What are your specific responsibilities in the organization?
My role is to support any staff member in need of assistance. I assisted the Marketing Coordinator in organizing ASAF's annual silent auction. The Outreach team conducts events at local community centers, churches, and other places where they provide a thorough sex ed class along with information about LARCs and ASAF. I helped reorganize the session and created outreach materials to more effectively educate teenage girls.
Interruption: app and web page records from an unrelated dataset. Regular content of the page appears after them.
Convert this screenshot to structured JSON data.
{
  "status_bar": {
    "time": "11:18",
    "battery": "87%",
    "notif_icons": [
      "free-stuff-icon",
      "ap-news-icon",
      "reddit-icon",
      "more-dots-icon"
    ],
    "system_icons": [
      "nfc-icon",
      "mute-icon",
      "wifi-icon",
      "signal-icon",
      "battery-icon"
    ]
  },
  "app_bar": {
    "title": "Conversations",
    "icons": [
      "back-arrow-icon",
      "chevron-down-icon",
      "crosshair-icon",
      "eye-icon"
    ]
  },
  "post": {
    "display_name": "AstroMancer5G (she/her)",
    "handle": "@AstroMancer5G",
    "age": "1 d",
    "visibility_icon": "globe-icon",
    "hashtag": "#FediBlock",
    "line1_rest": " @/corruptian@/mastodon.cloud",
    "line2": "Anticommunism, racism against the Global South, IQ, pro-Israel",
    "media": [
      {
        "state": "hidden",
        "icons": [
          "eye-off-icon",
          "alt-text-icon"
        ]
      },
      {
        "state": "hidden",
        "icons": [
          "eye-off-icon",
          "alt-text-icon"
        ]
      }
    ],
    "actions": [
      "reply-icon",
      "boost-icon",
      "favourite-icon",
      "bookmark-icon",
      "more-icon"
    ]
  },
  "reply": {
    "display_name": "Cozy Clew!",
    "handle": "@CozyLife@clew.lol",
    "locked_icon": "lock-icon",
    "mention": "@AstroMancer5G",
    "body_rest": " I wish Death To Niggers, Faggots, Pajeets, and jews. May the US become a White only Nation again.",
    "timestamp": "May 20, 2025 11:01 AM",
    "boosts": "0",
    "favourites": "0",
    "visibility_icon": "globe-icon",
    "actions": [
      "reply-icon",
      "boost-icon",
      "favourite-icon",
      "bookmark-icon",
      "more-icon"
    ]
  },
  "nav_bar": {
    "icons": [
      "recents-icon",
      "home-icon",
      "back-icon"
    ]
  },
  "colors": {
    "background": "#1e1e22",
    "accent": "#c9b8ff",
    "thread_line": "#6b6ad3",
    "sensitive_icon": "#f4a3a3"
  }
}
How did you feel on the first day of your internship?
I started my internship in this progressive women's health non-profit painfully ignorant about long-acting, reversible contraception. I knew there were three kinds, and that was about it. So on the first day, as I am familiarizing myself with my new office and making small talk with my new co-workers, I let slip just how little knew about LARCs. In response, one of my co-workers--part of the outreach staff--asks, "Are you a virgin?" While the question stunned me initially, it instantly set the tone for straightforward, open conversation. Sex should not regarded as a taboo topic, but as a natural process that both girls and boys need to be informed and educated about. Although I will say in warning that questioning someone’s virginity as an ice-breaker is a skill that very few people have, but that co-worker is now one of my favorite people here.
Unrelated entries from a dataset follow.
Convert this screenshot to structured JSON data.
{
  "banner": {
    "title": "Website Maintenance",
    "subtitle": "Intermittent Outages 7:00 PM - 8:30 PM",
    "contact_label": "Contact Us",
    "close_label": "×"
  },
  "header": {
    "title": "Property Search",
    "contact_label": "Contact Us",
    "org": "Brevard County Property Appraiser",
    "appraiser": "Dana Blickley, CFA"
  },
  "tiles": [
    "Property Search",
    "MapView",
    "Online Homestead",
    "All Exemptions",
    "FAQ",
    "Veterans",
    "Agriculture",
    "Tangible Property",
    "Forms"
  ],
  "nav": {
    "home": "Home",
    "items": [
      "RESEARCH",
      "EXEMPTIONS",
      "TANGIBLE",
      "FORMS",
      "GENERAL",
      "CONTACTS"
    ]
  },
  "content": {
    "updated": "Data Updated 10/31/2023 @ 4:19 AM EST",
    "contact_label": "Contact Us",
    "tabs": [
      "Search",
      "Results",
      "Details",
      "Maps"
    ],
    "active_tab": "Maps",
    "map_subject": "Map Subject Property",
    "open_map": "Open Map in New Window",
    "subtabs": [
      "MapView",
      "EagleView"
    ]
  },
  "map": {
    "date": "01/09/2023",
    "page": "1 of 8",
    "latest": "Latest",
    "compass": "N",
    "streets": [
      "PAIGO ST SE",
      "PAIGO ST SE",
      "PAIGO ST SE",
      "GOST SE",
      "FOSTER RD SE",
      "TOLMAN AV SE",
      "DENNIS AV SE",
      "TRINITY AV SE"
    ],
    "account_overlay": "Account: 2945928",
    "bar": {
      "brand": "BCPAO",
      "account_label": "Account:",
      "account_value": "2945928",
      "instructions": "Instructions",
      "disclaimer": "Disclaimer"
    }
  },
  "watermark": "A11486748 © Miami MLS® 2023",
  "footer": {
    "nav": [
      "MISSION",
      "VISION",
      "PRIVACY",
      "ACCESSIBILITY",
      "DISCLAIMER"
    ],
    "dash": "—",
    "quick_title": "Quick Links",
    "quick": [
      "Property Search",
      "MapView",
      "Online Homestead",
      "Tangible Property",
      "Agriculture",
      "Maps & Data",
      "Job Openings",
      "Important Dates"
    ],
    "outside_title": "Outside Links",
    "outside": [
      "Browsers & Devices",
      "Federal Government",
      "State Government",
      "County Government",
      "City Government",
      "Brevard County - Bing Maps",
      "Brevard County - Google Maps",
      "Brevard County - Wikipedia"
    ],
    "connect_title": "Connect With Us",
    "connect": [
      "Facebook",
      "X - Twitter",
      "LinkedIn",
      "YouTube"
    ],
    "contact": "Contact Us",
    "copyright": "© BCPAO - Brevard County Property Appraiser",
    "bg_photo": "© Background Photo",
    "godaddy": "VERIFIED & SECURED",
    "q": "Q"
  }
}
What is your favorite part of the internship so far?
One of my most rewarding parts of the internship has just been exposure to ASAF’s great staff and learning about the issues that they are so passionate about. In an office that I assumed to be liberal, we have people that fall on all parts of the spectrum. If ever I have a question about anything from the woman’s anatomy to public policy issues, there is someone to provide the liberal, moderate, and conservative opinions. The recent Hobby Lobby Supreme Court decision sparked a great debate in the office while the question of when life begins prompted a though-provoking conversation.

What challenges have you faced so far?
Working for a non-profit that advocates for birth control in a very conservative part of the country has been quite an experience. While some have approached me with an open mind ready for a productive conversation, others have greeted me in more unfriendly ways. Interning here has given me great experience in listening to both sides. While it is easy to be a young liberal that simply shuts out anything conservative, I’ve learned that I need to understand the reasoning behind every side before I can understand an issue or educate others. I’ve had the opportunity to discuss abortion with people whom I am never going to agree with but with people whom I now respect because I understand that just as much thought has gone behind their opinion as my own.

What do you hope to achieve by the end of your internship?
I hope to have helped at least one girl take control of her life by preventing an unplanned pregnancy, whether it was by explaining to a 13-year-old the steps she’ll need to take to become a lawyer or by helping to set up affiliate organizations that will provide free LARCs across the state.

What have been some practical lessons you've learned in the day-to-day life of your internship?
There are three kinds of long-acting, reversible contraception, or LARCs: ParaGard IUD, Mirena IUD, and Nexplanon implant. The Nexplanon implant is inserted in a female’s arm, it lasts 3 years, and it delivers doses of the same hormone that the pill does automatically. The Mirena IUD (intra-uterine device) is inserted in a female’s uterus, it lasts 5 years, and it delivers a localized dose of hormones automatically. The ParaGard IUD is also an intra-uterine device, it lasts 10 years, and it uses copper as a natural spermicide. LARCs have a failure rate of 3%, and your insurance will pay for them, unless you work for Hobby Lobby, but then ASAF’s got you covered in Memphis.



The Nelson A. Rockefeller Center for Public Policy and the Social Sciences